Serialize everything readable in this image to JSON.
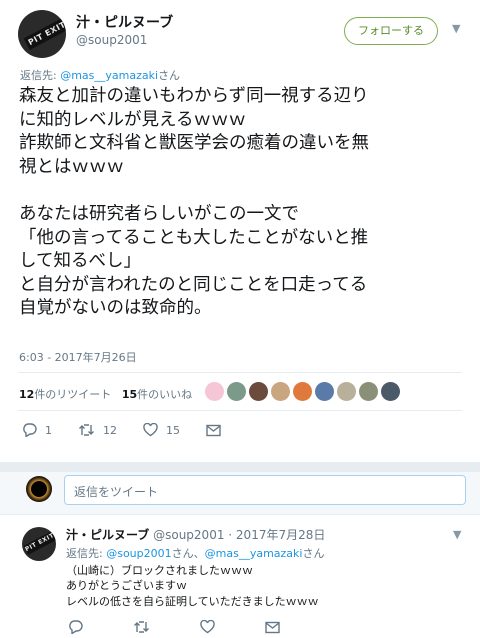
{
  "tweet": {
    "author_name": "汁・ピルヌーブ",
    "author_handle": "@soup2001",
    "avatar_text": "PIT EXIT",
    "follow_label": "フォローする",
    "reply_prefix": "返信先:",
    "reply_mention": "@mas__yamazaki",
    "reply_suffix": "さん",
    "text": "森友と加計の違いもわからず同一視する辺り\nに知的レベルが見えるｗｗｗ\n詐欺師と文科省と獣医学会の癒着の違いを無\n視とはｗｗｗ\n\nあなたは研究者らしいがこの一文で\n「他の言ってることも大したことがないと推\nして知るべし」\nと自分が言われたのと同じことを口走ってる\n自覚がないのは致命的。",
    "timestamp": "6:03 - 2017年7月26日",
    "retweets_count": "12",
    "retweets_label": "件のリツイート",
    "likes_count": "15",
    "likes_label": "件のいいね",
    "liker_colors": [
      "#f4c6d6",
      "#7b9a8a",
      "#6b4b3b",
      "#c9a680",
      "#e07a3c",
      "#5a7aa8",
      "#b9b09b",
      "#8a9078",
      "#4b5a68"
    ],
    "actions": {
      "reply_count": "1",
      "retweet_count": "12",
      "like_count": "15"
    }
  },
  "compose": {
    "placeholder": "返信をツイート"
  },
  "reply": {
    "author_name": "汁・ピルヌーブ",
    "author_handle": "@soup2001",
    "date": "· 2017年7月28日",
    "reply_prefix": "返信先:",
    "mention_1": "@soup2001",
    "between": "さん、",
    "mention_2": "@mas__yamazaki",
    "suffix": "さん",
    "text": "（山崎に）ブロックされましたｗｗｗ\nありがとうございますｗ\nレベルの低さを自ら証明していただきましたｗｗｗ"
  },
  "colors": {
    "follow_green": "#5b8a2f",
    "link_blue": "#1b95e0",
    "muted": "#657786"
  }
}
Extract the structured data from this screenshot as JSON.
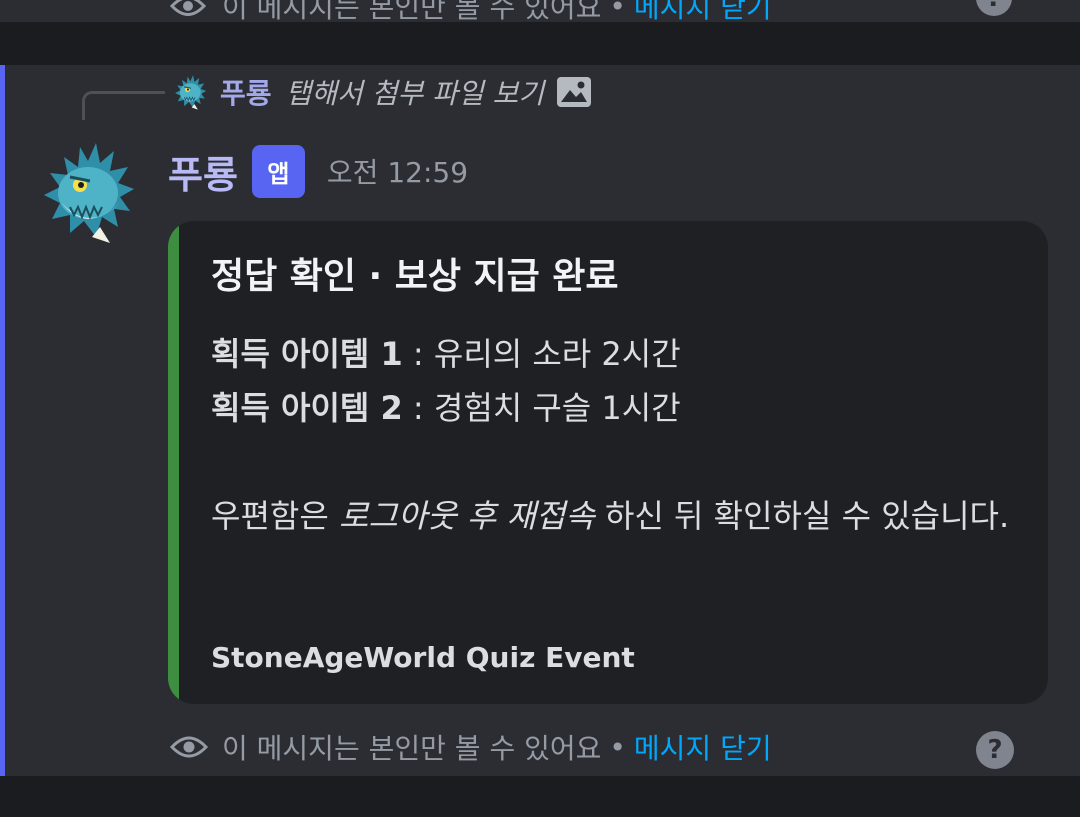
{
  "previous": {
    "ephemeral_text": "이 메시지는 본인만 볼 수 있어요",
    "separator": "•",
    "dismiss_label": "메시지 닫기",
    "help_glyph": "?"
  },
  "reply": {
    "author": "푸룡",
    "text": "탭해서 첨부 파일 보기",
    "icon": "image-icon"
  },
  "message": {
    "author": "푸룡",
    "badge": "앱",
    "timestamp": "오전 12:59",
    "avatar": "dragon-avatar"
  },
  "embed": {
    "color": "#3e8e41",
    "title": "정답 확인 · 보상 지급 완료",
    "items": [
      {
        "label": "획득 아이템 1",
        "sep": " : ",
        "value": "유리의 소라 2시간"
      },
      {
        "label": "획득 아이템 2",
        "sep": " : ",
        "value": "경험치 구슬 1시간"
      }
    ],
    "notice_prefix": "우편함은 ",
    "notice_emphasis": "로그아웃 후 재접속",
    "notice_suffix": " 하신 뒤 확인하실 수 있습니다.",
    "footer": "StoneAgeWorld Quiz Event"
  },
  "ephemeral": {
    "icon": "eye-icon",
    "text": "이 메시지는 본인만 볼 수 있어요",
    "separator": "•",
    "dismiss_label": "메시지 닫기",
    "help_glyph": "?"
  },
  "colors": {
    "accent": "#5865f2",
    "link": "#00a8fc",
    "username": "#b8b9f5"
  }
}
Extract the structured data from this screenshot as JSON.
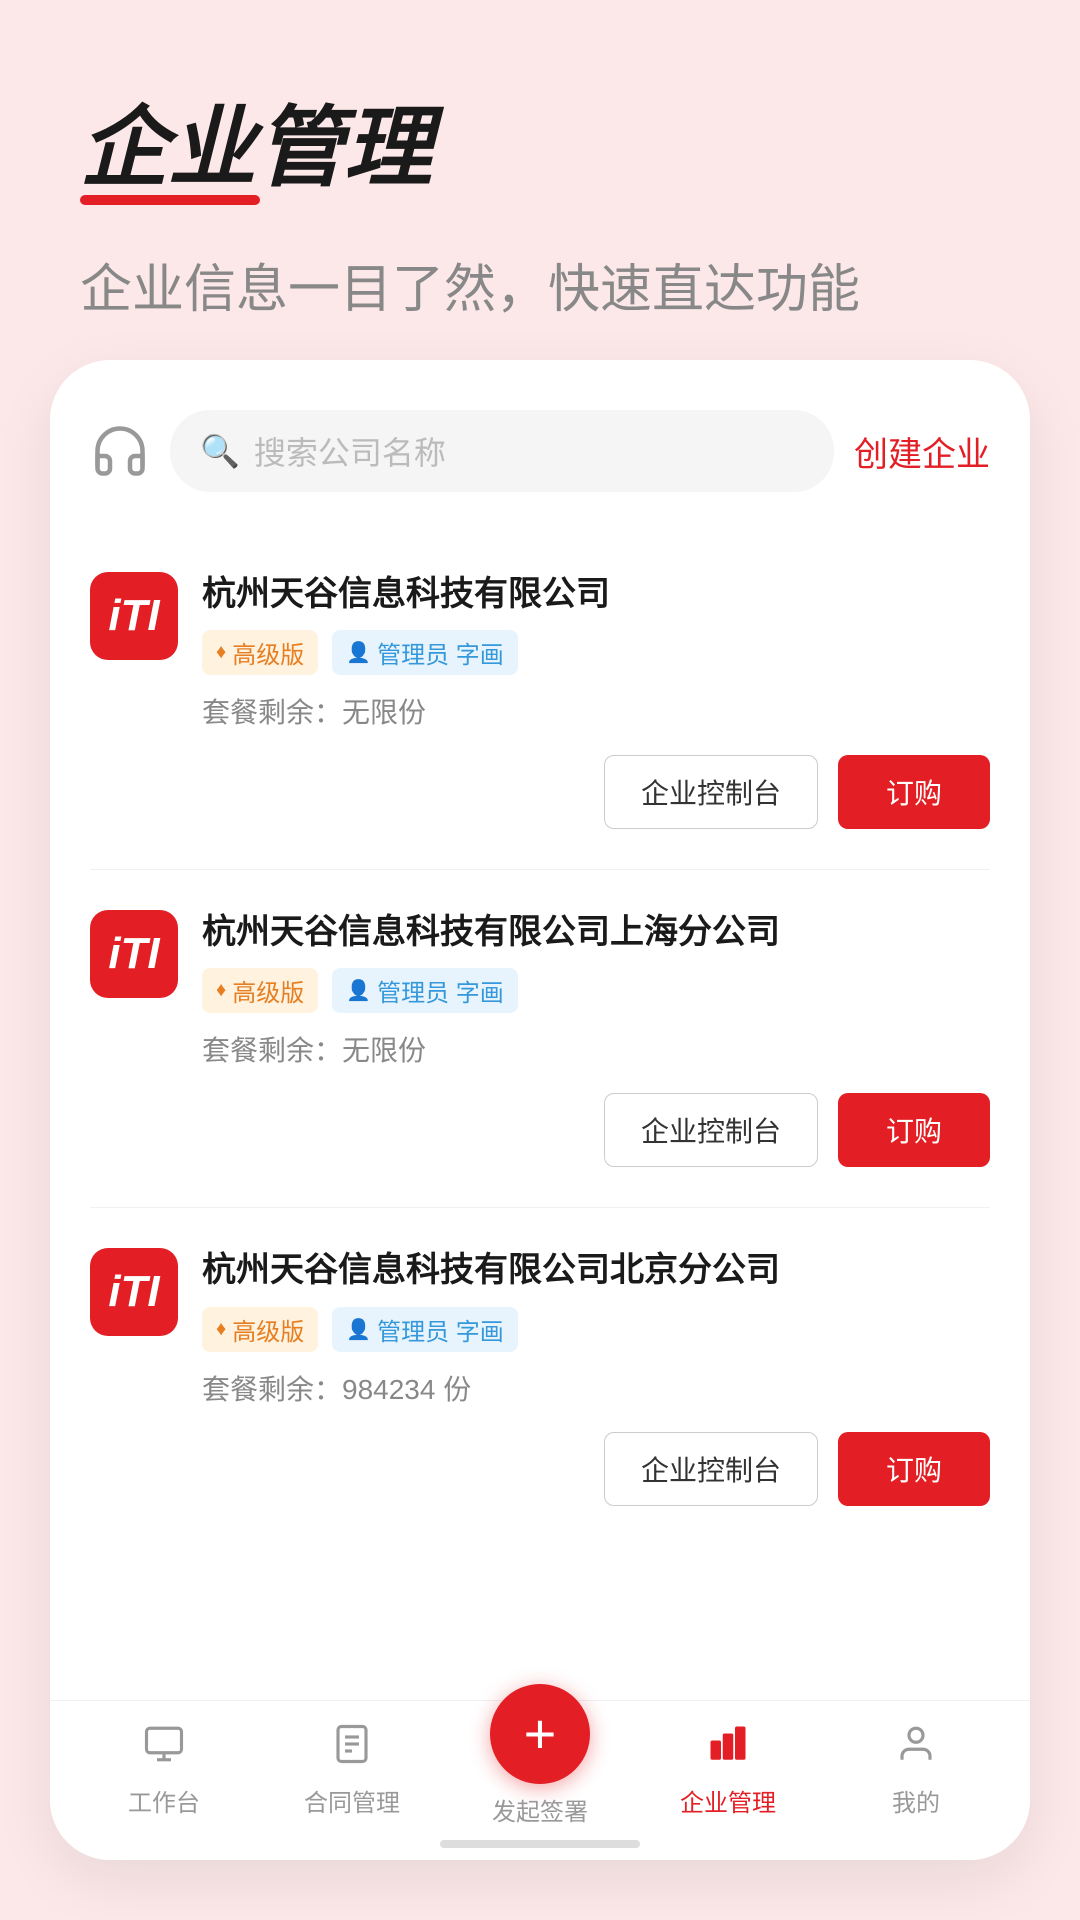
{
  "header": {
    "title": "企业管理",
    "subtitle": "企业信息一目了然，快速直达功能"
  },
  "search": {
    "placeholder": "搜索公司名称",
    "create_label": "创建企业"
  },
  "companies": [
    {
      "id": 1,
      "name": "杭州天谷信息科技有限公司",
      "logo_text": "iTI",
      "tier": "高级版",
      "role": "管理员 字画",
      "quota_label": "套餐剩余：",
      "quota_value": "无限份",
      "btn_control": "企业控制台",
      "btn_order": "订购"
    },
    {
      "id": 2,
      "name": "杭州天谷信息科技有限公司上海分公司",
      "logo_text": "iTI",
      "tier": "高级版",
      "role": "管理员 字画",
      "quota_label": "套餐剩余：",
      "quota_value": "无限份",
      "btn_control": "企业控制台",
      "btn_order": "订购"
    },
    {
      "id": 3,
      "name": "杭州天谷信息科技有限公司北京分公司",
      "logo_text": "iTI",
      "tier": "高级版",
      "role": "管理员 字画",
      "quota_label": "套餐剩余：",
      "quota_value": "984234 份",
      "btn_control": "企业控制台",
      "btn_order": "订购"
    }
  ],
  "nav": {
    "items": [
      {
        "id": "workspace",
        "label": "工作台",
        "icon": "□",
        "active": false
      },
      {
        "id": "contract",
        "label": "合同管理",
        "icon": "≡",
        "active": false
      },
      {
        "id": "sign",
        "label": "发起签署",
        "icon": "+",
        "active": false,
        "fab": true
      },
      {
        "id": "enterprise",
        "label": "企业管理",
        "icon": "📊",
        "active": true
      },
      {
        "id": "mine",
        "label": "我的",
        "icon": "✓",
        "active": false
      }
    ]
  }
}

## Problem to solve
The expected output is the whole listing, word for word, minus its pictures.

## Exercise response
Serialize everything readable in this image to JSON.
{
  "tweet": {
    "author_name": "汁・ピルヌーブ",
    "author_handle": "@soup2001",
    "avatar_text": "PIT EXIT",
    "follow_label": "フォローする",
    "reply_prefix": "返信先:",
    "reply_mention": "@mas__yamazaki",
    "reply_suffix": "さん",
    "text": "森友と加計の違いもわからず同一視する辺り\nに知的レベルが見えるｗｗｗ\n詐欺師と文科省と獣医学会の癒着の違いを無\n視とはｗｗｗ\n\nあなたは研究者らしいがこの一文で\n「他の言ってることも大したことがないと推\nして知るべし」\nと自分が言われたのと同じことを口走ってる\n自覚がないのは致命的。",
    "timestamp": "6:03 - 2017年7月26日",
    "retweets_count": "12",
    "retweets_label": "件のリツイート",
    "likes_count": "15",
    "likes_label": "件のいいね",
    "liker_colors": [
      "#f4c6d6",
      "#7b9a8a",
      "#6b4b3b",
      "#c9a680",
      "#e07a3c",
      "#5a7aa8",
      "#b9b09b",
      "#8a9078",
      "#4b5a68"
    ],
    "actions": {
      "reply_count": "1",
      "retweet_count": "12",
      "like_count": "15"
    }
  },
  "compose": {
    "placeholder": "返信をツイート"
  },
  "reply": {
    "author_name": "汁・ピルヌーブ",
    "author_handle": "@soup2001",
    "date": "· 2017年7月28日",
    "reply_prefix": "返信先:",
    "mention_1": "@soup2001",
    "between": "さん、",
    "mention_2": "@mas__yamazaki",
    "suffix": "さん",
    "text": "（山崎に）ブロックされましたｗｗｗ\nありがとうございますｗ\nレベルの低さを自ら証明していただきましたｗｗｗ"
  },
  "colors": {
    "follow_green": "#5b8a2f",
    "link_blue": "#1b95e0",
    "muted": "#657786"
  }
}
Extract the structured data from this screenshot as JSON.
{
  "previous": {
    "ephemeral_text": "이 메시지는 본인만 볼 수 있어요",
    "separator": "•",
    "dismiss_label": "메시지 닫기",
    "help_glyph": "?"
  },
  "reply": {
    "author": "푸룡",
    "text": "탭해서 첨부 파일 보기",
    "icon": "image-icon"
  },
  "message": {
    "author": "푸룡",
    "badge": "앱",
    "timestamp": "오전 12:59",
    "avatar": "dragon-avatar"
  },
  "embed": {
    "color": "#3e8e41",
    "title": "정답 확인 · 보상 지급 완료",
    "items": [
      {
        "label": "획득 아이템 1",
        "sep": " : ",
        "value": "유리의 소라 2시간"
      },
      {
        "label": "획득 아이템 2",
        "sep": " : ",
        "value": "경험치 구슬 1시간"
      }
    ],
    "notice_prefix": "우편함은 ",
    "notice_emphasis": "로그아웃 후 재접속",
    "notice_suffix": " 하신 뒤 확인하실 수 있습니다.",
    "footer": "StoneAgeWorld Quiz Event"
  },
  "ephemeral": {
    "icon": "eye-icon",
    "text": "이 메시지는 본인만 볼 수 있어요",
    "separator": "•",
    "dismiss_label": "메시지 닫기",
    "help_glyph": "?"
  },
  "colors": {
    "accent": "#5865f2",
    "link": "#00a8fc",
    "username": "#b8b9f5"
  }
}
Extract the structured data from this screenshot as JSON.
{
  "header": {
    "title": "企业管理",
    "subtitle": "企业信息一目了然，快速直达功能"
  },
  "search": {
    "placeholder": "搜索公司名称",
    "create_label": "创建企业"
  },
  "companies": [
    {
      "id": 1,
      "name": "杭州天谷信息科技有限公司",
      "logo_text": "iTI",
      "tier": "高级版",
      "role": "管理员 字画",
      "quota_label": "套餐剩余：",
      "quota_value": "无限份",
      "btn_control": "企业控制台",
      "btn_order": "订购"
    },
    {
      "id": 2,
      "name": "杭州天谷信息科技有限公司上海分公司",
      "logo_text": "iTI",
      "tier": "高级版",
      "role": "管理员 字画",
      "quota_label": "套餐剩余：",
      "quota_value": "无限份",
      "btn_control": "企业控制台",
      "btn_order": "订购"
    },
    {
      "id": 3,
      "name": "杭州天谷信息科技有限公司北京分公司",
      "logo_text": "iTI",
      "tier": "高级版",
      "role": "管理员 字画",
      "quota_label": "套餐剩余：",
      "quota_value": "984234 份",
      "btn_control": "企业控制台",
      "btn_order": "订购"
    }
  ],
  "nav": {
    "items": [
      {
        "id": "workspace",
        "label": "工作台",
        "icon": "□",
        "active": false
      },
      {
        "id": "contract",
        "label": "合同管理",
        "icon": "≡",
        "active": false
      },
      {
        "id": "sign",
        "label": "发起签署",
        "icon": "+",
        "active": false,
        "fab": true
      },
      {
        "id": "enterprise",
        "label": "企业管理",
        "icon": "📊",
        "active": true
      },
      {
        "id": "mine",
        "label": "我的",
        "icon": "✓",
        "active": false
      }
    ]
  }
}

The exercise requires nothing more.